Rock art, known as petroglyphs, remain as the last pictorial evidence of the tribal lifestyles of Native Americans that ventured the wild frontier of the Saline River Valley. The vast amount of Dakota Sandstone boulders and cliffs in this historic region served as an ancestral drawing board to scratch, peck, and chisel their way of life.
These American Indian sketches have depicted materialistic ornaments, buffalo headdresses and feathers, and weapons of spears and bow and arrow. The petroglyphs show explicit detail to astronomy and god-like figures that influenced the warriors and chiefs to lead their people by defending invading tribes and harvesting wild game like bison, elk, and turkey. Most petroglyph locations were along wild game trails and water sources near springs. Occasionally their incisions depicted the times of fertility among females and exaggerated depictions of genitals among the males.
The Native Americans of this region made their first contact with Europeans in the 1500’s. The Spanish Conquistador’s explorations led by Coronado were depicted by Indian rock art by the introduction of decorated horse and mule into tribal lifestyle.

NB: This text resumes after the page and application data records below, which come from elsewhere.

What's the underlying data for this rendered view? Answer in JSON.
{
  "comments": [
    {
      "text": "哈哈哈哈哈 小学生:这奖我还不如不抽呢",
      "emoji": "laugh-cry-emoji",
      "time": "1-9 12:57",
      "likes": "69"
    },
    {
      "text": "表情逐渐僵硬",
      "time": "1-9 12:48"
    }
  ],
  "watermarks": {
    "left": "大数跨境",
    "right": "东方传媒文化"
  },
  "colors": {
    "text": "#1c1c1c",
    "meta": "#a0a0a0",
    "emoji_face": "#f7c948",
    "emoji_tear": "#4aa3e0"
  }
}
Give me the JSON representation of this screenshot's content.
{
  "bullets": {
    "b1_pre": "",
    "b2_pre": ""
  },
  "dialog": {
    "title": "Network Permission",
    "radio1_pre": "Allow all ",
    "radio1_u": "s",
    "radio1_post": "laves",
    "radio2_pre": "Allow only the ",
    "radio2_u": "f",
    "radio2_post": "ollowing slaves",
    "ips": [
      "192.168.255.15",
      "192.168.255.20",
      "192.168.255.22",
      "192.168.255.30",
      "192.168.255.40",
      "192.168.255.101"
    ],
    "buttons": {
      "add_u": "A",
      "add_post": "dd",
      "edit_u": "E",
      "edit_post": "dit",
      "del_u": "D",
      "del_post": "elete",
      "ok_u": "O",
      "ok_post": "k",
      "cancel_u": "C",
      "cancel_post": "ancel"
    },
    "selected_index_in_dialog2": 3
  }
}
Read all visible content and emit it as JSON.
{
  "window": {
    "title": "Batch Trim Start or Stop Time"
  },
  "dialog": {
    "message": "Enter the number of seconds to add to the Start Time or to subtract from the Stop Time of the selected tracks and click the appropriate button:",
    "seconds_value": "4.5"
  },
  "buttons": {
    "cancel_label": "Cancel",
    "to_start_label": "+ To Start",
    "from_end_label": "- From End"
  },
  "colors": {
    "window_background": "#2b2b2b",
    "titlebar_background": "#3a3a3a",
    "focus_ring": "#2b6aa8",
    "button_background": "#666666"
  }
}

The timeline of petroglyphs left behind are the only remaining evidence of the romance of the story of nomadic mankind, American Indians, and the European immigrants to come. Some petroglyphs have stood the test of time, but most have become vandalized beyond recognition. Diamonds and gold are no comparison to the wealth of history they have created. Take only pictures, and leave only footprints!